* _WORK TO COMPLETE_: The required result is the exact run of lines beginning at the one containing "Output a JSON" and ending at the last line of the entries.

Items listed in a dataset
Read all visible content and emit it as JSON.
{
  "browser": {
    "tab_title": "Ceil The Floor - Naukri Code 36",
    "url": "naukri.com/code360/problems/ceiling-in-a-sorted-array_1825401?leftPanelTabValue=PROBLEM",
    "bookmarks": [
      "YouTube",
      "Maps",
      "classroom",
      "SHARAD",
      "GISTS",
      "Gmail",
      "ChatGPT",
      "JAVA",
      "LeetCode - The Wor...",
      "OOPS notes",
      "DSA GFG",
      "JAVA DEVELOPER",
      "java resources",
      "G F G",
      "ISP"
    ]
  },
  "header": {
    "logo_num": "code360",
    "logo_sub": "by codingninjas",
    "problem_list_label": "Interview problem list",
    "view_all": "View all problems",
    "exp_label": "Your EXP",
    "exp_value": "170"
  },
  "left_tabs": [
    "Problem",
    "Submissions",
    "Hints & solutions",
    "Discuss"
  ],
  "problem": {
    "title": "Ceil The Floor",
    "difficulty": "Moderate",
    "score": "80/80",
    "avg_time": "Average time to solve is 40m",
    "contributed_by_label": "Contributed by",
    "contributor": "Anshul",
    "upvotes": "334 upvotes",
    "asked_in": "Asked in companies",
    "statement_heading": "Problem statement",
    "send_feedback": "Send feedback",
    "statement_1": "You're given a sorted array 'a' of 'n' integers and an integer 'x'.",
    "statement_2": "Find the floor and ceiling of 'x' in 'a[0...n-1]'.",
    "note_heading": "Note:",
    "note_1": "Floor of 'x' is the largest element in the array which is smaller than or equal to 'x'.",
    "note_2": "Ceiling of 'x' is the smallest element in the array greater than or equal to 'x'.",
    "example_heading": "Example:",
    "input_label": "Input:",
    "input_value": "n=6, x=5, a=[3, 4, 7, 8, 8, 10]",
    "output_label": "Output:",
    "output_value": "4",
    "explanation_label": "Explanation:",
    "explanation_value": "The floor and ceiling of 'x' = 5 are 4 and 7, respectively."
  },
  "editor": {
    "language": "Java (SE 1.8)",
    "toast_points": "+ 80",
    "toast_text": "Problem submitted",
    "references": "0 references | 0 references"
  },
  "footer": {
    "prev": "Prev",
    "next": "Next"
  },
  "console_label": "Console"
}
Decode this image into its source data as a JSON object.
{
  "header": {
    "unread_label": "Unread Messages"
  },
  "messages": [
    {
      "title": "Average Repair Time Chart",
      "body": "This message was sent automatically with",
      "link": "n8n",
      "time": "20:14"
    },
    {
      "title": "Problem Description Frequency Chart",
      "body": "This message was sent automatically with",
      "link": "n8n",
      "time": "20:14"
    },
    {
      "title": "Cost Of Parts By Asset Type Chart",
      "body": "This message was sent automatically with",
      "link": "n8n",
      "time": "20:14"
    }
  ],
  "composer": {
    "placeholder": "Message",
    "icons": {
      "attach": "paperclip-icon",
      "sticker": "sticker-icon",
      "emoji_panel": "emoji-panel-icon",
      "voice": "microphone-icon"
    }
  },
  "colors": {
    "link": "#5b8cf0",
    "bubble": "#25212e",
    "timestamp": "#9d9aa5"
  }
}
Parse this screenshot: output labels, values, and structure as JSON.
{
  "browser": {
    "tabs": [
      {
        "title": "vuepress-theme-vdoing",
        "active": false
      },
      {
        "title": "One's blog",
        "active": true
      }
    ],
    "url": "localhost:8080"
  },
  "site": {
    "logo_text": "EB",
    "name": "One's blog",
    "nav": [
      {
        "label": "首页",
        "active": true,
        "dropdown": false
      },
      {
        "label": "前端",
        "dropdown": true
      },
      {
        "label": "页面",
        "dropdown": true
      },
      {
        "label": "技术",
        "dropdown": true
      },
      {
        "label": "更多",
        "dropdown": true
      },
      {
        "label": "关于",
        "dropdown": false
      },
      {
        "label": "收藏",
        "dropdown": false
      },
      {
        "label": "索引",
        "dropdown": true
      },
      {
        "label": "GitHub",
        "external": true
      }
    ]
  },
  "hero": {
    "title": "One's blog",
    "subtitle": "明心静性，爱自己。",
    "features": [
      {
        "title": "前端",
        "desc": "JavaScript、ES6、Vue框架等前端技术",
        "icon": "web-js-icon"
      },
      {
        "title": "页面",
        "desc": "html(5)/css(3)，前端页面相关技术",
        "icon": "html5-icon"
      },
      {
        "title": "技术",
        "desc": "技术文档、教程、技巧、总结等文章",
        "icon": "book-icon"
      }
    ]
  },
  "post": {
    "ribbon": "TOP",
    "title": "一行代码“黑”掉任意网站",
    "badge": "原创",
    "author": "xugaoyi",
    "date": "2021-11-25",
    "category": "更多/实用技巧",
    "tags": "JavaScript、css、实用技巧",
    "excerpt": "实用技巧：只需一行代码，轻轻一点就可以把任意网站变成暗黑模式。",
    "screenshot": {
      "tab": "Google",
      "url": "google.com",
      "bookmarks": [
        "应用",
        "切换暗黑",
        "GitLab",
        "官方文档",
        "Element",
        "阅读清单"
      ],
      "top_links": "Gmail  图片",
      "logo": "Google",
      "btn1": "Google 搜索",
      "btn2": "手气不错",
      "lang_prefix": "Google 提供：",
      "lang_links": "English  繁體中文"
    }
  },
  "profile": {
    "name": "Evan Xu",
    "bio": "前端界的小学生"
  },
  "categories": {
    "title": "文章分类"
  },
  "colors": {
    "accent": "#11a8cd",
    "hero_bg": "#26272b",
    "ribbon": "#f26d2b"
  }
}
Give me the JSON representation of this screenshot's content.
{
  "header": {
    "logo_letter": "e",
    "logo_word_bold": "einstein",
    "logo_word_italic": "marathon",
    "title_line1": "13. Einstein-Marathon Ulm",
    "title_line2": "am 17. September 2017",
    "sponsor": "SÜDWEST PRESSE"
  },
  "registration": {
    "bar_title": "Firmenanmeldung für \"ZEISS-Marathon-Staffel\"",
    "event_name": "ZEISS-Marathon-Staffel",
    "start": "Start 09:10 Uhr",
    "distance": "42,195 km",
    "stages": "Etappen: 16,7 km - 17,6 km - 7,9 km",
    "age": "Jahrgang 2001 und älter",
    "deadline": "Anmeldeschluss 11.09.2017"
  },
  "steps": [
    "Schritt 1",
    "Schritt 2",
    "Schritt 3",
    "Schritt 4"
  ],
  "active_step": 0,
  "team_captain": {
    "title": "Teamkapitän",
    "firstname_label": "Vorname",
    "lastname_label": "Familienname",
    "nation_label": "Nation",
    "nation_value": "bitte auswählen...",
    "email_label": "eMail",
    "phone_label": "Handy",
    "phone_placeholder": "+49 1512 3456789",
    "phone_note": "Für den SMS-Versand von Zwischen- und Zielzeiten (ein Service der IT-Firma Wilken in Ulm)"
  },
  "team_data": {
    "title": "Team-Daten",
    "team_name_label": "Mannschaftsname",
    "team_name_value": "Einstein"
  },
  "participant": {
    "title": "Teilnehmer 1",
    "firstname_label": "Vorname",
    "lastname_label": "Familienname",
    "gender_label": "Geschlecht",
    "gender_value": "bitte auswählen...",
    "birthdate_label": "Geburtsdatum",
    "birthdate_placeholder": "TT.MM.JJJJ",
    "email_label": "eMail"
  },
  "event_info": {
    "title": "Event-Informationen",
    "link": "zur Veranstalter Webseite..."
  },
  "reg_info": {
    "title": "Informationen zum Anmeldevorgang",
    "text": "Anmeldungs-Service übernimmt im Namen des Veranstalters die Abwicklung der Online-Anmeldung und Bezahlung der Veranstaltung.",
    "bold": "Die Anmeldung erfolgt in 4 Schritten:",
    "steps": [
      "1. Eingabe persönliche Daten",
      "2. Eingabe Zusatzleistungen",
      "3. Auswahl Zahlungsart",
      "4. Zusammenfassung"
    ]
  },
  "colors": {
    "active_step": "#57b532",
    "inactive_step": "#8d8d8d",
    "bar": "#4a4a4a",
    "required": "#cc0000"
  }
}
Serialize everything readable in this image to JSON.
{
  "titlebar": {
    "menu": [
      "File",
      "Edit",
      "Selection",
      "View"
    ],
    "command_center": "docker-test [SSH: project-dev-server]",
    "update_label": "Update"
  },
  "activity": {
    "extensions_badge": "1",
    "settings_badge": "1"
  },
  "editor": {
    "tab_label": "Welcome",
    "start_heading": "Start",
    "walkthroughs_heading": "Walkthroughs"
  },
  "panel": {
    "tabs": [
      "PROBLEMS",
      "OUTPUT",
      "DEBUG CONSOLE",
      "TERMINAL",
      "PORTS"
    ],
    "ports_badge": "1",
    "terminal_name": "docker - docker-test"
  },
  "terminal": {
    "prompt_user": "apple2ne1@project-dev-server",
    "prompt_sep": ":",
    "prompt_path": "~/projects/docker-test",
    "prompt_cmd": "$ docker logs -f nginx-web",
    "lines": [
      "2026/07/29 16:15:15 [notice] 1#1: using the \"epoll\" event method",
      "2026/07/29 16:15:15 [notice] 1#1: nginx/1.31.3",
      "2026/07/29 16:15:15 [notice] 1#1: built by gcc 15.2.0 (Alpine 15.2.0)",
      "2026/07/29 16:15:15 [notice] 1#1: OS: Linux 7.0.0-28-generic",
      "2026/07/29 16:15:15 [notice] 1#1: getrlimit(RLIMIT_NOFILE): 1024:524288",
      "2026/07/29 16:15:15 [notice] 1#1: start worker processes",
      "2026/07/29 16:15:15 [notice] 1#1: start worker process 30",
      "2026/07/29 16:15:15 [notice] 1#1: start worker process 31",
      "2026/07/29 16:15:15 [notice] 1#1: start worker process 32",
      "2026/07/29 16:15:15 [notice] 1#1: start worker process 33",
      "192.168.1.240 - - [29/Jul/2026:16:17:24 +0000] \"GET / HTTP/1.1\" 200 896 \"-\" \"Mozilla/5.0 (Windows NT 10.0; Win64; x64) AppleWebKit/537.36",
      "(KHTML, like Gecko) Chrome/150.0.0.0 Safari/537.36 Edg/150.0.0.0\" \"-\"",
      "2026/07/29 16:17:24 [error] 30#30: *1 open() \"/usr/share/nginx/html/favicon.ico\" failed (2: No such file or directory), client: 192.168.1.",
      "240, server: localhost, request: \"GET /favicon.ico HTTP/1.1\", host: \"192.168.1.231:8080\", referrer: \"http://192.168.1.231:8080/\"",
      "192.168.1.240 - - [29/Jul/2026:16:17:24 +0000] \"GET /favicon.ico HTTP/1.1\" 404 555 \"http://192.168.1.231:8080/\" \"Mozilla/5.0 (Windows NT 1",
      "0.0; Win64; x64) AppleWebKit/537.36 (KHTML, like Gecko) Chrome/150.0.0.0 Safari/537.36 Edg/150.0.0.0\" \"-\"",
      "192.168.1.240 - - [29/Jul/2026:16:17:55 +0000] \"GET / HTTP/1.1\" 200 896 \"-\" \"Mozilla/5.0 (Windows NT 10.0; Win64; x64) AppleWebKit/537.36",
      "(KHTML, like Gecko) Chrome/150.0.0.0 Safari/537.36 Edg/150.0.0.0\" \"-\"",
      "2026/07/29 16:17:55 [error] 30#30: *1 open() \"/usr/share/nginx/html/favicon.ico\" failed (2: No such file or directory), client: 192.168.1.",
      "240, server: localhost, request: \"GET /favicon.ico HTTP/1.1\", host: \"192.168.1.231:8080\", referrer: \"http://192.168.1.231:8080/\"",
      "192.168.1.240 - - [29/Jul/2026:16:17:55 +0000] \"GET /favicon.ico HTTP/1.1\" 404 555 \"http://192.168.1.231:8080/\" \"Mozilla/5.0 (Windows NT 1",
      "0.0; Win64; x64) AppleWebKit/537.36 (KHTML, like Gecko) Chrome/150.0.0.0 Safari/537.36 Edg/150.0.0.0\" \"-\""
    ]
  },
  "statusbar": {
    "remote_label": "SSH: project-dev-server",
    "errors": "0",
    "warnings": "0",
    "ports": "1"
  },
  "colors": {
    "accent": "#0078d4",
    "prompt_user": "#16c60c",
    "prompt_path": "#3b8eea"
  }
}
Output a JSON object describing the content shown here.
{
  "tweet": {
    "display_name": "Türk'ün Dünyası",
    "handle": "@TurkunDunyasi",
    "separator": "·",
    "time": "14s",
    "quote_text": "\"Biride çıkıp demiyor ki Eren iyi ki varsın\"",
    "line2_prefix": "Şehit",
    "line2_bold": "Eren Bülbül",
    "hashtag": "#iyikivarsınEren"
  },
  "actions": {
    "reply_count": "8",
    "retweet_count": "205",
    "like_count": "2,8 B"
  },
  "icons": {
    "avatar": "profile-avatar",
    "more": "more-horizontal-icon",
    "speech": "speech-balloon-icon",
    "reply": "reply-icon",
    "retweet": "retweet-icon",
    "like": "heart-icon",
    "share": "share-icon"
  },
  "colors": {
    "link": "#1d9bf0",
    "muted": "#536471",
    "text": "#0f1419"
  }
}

* _YOUR RESPONSE_:
Output a JSON object describing the content shown here.
{
  "tweet": {
    "display_name": "Türk'ün Dünyası",
    "handle": "@TurkunDunyasi",
    "separator": "·",
    "time": "14s",
    "quote_text": "\"Biride çıkıp demiyor ki Eren iyi ki varsın\"",
    "line2_prefix": "Şehit",
    "line2_bold": "Eren Bülbül",
    "hashtag": "#iyikivarsınEren"
  },
  "actions": {
    "reply_count": "8",
    "retweet_count": "205",
    "like_count": "2,8 B"
  },
  "icons": {
    "avatar": "profile-avatar",
    "more": "more-horizontal-icon",
    "speech": "speech-balloon-icon",
    "reply": "reply-icon",
    "retweet": "retweet-icon",
    "like": "heart-icon",
    "share": "share-icon"
  },
  "colors": {
    "link": "#1d9bf0",
    "muted": "#536471",
    "text": "#0f1419"
  }
}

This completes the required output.